Long-Serving Democratic Senator Leaves Party, Registers As An ‘Independent’


OPINION: This article may contain commentary which reflects the author's opinion.

A long-time Democratic senator who also once served as a governor has decided to shun his party and become a registered Independent.

Sen. Joe Manchin has followed in Sen. Kyrsten Sinema’s tracks and, before them, former U.S. Rep. Tulsi Gabbard, in leaving the Democratic Party for ‘independent’ status to better reflect their moderate political views.

In a news release, Manchin, who is not running for re-election, said he switched his party affiliation at the West Virginia State Capitol, Fox News reported. Sinema is also not running for reelection.

“From my first day in public service in 1982, I have always focused on doing what’s best for my state and my country, without regard to party or politics. Throughout my days in elected office, I have always been proud of my commitment to common sense, bipartisanship, and my desire to bring people together.
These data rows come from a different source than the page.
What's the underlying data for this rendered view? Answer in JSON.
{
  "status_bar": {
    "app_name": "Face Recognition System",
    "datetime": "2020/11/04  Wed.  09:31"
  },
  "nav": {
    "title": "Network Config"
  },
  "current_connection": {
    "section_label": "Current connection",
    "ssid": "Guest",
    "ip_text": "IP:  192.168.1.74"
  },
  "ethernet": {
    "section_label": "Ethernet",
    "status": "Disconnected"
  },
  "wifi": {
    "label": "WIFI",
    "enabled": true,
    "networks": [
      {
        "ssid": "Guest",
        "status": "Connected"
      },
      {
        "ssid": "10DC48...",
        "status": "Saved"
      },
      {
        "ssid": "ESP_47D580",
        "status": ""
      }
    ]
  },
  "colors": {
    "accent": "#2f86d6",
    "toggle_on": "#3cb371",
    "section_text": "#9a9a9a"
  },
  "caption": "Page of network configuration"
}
It’s who I am. It’s who I will always be. I have never seen America through a partisan lens,” Manchin said in a statement.

“However, since becoming a United States Senator in 2010, I have seen both the Democrat and Republican parties leave West Virginia and our country behind for partisan extremism while jeopardizing our democracy. Today, our national politics are broken and neither party is willing to compromise to find common ground. To stay true to myself and remain committed to put country before party, I have decided to register as an independent with no party affiliation and continue to fight for America’s sensible majority.”


Fox News cited sources and local news reporting to note that moderate Republicans are encouraging Manchin to run for West Virginia governor. He served one term already (2006-2010), so he could feasibly serve another one.

Questioned about those reports last week, Manchin downplayed the rumors but would not rule them out. He said the Democratic nominee, Huntington Mayor Steve Williams, is a friend.

“I heard that this morning, the rumors. I’ve supported my friend Steve Williams; we’ve known each other for 40 years and got him involved. He’s a good person. I don’t know what’s going on. So basically, I’ll just wait until I go home,” Manchin said.


“The talk about the possibility of Joe Manchin running for West Virginia governor again is real,” wrote Hoppy Kercheval, a news anchor and one of the state’s most recognizable media figures.

Sinema announced her decision not to seek a second term in March. She said she believes in her deal-making approach to politics, “but it’s not what America wants right now.”

“Because I choose civility, understanding, listening, working together to get stuff done. I will leave the Senate at the end of this year,” Sinema said in a video message.

“Despite modernizing our infrastructure, ensuring clean water, delivering good jobs and safer communities, Americans still choose to retreat farther to their partisan corners. These solutions are considered failures either because they are too much, or not nearly enough,” Sinema added. “We’ve arrived at that crossroad, and we chose anger and division.”


“By standing up to short-sighted partisan ideas, I protected our country’s economic growth and competitiveness, and kept taxes low during a time of rampant inflation,” Sinema added in her statement.

U.S. Rep. Ruben Gallego, a Democrat, has filed to run for Sinema’s seat and will face 2022 GOP gubernatorial nominee Kari Lake. Polling at present shows a tight race.

Politico noted: “Sinema’s decision continues an exodus of consensus-building centrists that, for a couple short years, essentially ran the upper chamber. Sens. Mitt Romney (R-Utah) and Joe Manchin (D-W.Va.) already announced they would be leaving after their current terms, and Sinema’s decision to join them will not only change the landscape of the Senate electoral map, but also the complexion of the chamber itself.”

Test your skills with this Quiz!